Work to complete: What is needed is every line of the data that includes the word "desc". Please copy each one.

Supplied entries:
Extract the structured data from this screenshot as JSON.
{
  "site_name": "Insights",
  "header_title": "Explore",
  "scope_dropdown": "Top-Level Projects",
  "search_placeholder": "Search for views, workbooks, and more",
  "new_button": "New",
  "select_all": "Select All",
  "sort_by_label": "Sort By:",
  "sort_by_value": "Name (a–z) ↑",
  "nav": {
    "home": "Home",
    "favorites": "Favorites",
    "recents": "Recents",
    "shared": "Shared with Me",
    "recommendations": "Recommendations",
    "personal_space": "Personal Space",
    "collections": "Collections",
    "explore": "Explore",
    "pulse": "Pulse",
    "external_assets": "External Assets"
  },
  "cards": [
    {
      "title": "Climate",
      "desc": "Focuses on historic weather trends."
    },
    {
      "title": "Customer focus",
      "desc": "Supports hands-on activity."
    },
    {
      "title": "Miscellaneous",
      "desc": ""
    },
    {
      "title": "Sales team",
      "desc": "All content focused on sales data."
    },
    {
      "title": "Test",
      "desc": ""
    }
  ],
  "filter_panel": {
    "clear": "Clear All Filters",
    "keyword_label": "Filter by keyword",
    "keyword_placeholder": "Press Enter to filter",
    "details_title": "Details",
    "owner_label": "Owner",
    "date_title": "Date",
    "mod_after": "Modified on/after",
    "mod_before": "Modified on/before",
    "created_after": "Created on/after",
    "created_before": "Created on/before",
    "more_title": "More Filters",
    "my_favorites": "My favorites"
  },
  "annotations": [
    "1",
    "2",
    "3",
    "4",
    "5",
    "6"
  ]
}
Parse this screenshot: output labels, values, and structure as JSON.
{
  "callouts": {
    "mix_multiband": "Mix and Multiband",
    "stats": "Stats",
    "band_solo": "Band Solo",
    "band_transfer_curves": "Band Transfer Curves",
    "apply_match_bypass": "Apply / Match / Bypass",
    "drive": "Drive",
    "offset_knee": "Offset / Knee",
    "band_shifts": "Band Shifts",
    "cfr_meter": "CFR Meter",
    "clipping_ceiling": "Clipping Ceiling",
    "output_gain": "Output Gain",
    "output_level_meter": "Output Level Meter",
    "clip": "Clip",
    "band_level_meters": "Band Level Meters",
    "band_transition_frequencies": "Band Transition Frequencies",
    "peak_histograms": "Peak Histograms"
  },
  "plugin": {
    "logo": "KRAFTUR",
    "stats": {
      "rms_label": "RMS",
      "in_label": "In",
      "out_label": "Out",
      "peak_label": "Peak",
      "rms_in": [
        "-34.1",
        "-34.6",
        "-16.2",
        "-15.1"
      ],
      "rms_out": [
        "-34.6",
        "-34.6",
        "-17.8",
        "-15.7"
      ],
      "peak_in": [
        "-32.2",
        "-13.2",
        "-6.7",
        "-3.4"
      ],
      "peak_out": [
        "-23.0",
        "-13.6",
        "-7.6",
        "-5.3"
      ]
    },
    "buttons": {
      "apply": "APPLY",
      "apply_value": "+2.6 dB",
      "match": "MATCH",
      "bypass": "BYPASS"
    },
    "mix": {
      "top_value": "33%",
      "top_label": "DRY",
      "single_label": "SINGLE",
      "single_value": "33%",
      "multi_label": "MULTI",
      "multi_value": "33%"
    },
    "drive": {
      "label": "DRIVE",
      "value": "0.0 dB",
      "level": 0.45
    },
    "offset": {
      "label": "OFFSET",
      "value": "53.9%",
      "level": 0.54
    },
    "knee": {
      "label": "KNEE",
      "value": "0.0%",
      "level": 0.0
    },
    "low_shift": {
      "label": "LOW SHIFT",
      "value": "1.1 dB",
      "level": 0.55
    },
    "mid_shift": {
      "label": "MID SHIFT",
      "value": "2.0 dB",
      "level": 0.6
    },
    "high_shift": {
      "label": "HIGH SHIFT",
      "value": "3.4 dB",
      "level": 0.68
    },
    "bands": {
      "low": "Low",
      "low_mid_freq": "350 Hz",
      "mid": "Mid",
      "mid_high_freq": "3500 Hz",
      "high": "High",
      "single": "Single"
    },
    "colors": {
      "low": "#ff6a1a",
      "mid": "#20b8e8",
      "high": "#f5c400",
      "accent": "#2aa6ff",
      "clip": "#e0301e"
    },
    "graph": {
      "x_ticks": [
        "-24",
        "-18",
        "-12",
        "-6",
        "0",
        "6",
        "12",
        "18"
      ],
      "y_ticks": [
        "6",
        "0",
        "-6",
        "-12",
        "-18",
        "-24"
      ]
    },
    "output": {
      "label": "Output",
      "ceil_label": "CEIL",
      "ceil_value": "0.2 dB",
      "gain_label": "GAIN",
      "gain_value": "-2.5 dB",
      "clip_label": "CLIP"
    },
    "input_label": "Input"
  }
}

Solution below:
      "desc": "Focuses on historic weather trends."
      "desc": "Supports hands-on activity."
      "desc": ""
      "desc": "All content focused on sales data."
      "desc": ""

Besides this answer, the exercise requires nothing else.